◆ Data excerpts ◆
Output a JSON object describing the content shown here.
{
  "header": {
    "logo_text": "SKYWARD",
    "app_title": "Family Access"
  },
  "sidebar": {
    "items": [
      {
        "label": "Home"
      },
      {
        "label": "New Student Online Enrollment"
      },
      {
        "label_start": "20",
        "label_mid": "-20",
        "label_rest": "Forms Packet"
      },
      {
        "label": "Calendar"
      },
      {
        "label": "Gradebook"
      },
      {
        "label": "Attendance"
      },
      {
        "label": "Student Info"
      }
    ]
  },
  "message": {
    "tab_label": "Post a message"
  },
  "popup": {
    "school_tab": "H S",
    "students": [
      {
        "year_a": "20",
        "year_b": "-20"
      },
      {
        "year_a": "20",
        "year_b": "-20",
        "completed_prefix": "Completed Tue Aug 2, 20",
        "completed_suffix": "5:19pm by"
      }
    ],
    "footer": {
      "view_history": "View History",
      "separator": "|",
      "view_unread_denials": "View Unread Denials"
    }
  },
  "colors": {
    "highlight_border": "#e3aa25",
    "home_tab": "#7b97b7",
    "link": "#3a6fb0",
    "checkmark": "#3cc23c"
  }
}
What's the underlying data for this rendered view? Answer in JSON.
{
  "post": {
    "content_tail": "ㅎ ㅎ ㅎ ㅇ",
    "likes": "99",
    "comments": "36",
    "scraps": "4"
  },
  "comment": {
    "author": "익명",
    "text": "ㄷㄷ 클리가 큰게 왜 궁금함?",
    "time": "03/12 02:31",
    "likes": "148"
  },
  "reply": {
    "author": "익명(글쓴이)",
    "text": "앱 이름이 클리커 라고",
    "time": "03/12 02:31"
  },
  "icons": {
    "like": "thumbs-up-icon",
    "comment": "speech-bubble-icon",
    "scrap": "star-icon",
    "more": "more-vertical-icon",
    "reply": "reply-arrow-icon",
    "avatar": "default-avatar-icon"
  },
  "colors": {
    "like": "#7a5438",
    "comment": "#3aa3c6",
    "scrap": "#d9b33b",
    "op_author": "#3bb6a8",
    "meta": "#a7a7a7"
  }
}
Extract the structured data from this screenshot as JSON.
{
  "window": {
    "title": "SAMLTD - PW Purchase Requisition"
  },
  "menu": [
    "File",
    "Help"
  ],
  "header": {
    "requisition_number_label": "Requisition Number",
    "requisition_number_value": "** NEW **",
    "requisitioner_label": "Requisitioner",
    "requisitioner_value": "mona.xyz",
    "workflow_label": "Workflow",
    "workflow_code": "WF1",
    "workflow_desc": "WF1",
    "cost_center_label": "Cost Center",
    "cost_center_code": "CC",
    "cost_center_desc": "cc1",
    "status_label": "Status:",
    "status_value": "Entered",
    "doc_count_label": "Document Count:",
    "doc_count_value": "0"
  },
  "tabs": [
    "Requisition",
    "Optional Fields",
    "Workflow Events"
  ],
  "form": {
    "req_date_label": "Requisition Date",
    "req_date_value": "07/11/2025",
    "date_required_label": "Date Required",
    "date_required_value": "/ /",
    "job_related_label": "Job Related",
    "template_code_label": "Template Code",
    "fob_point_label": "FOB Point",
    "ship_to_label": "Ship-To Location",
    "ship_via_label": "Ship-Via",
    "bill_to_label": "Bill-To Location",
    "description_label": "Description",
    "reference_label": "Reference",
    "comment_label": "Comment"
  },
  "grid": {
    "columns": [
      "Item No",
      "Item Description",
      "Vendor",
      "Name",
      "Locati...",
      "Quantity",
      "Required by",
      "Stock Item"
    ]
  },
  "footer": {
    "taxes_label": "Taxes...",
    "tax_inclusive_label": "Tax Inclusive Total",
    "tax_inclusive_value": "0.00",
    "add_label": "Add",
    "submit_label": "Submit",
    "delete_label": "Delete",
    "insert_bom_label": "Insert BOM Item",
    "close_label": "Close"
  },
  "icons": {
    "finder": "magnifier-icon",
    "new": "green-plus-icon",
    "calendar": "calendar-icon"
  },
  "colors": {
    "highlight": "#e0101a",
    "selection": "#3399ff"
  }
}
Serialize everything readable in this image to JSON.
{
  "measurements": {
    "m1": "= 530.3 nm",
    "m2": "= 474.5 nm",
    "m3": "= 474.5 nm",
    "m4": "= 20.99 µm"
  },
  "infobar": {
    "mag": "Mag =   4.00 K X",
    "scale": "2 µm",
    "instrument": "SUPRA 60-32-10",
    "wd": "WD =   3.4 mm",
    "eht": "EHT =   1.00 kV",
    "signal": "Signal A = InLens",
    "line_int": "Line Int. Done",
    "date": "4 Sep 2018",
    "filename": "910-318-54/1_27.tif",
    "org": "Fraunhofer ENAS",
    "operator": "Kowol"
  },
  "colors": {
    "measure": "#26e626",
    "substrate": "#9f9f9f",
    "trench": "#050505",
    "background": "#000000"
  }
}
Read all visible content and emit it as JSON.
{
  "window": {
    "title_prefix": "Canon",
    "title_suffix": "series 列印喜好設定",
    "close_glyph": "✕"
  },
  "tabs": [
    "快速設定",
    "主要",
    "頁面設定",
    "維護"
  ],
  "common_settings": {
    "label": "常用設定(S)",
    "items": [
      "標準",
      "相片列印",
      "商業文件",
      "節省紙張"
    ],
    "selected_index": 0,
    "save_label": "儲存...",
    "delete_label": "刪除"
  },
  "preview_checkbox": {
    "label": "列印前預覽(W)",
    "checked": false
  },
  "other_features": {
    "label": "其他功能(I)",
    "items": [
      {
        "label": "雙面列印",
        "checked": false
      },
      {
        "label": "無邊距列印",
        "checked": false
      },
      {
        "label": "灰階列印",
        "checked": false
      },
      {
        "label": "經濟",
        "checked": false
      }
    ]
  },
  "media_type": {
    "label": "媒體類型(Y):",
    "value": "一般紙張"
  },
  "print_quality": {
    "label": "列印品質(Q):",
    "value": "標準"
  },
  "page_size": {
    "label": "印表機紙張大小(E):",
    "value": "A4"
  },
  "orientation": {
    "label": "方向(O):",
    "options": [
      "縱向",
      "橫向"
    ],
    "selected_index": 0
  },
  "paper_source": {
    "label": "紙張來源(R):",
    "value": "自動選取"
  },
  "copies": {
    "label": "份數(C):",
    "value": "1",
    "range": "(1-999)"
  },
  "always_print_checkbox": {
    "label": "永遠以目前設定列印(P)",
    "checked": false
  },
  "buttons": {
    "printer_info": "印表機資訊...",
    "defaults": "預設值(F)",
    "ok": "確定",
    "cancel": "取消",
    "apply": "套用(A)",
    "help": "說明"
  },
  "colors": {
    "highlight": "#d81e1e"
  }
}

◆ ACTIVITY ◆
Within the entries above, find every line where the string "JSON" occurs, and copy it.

◆ SOLVED EXERCISE ◆
Output a JSON object describing the content shown here.
What's the underlying data for this rendered view? Answer in JSON.
Extract the structured data from this screenshot as JSON.
Serialize everything readable in this image to JSON.
Read all visible content and emit it as JSON.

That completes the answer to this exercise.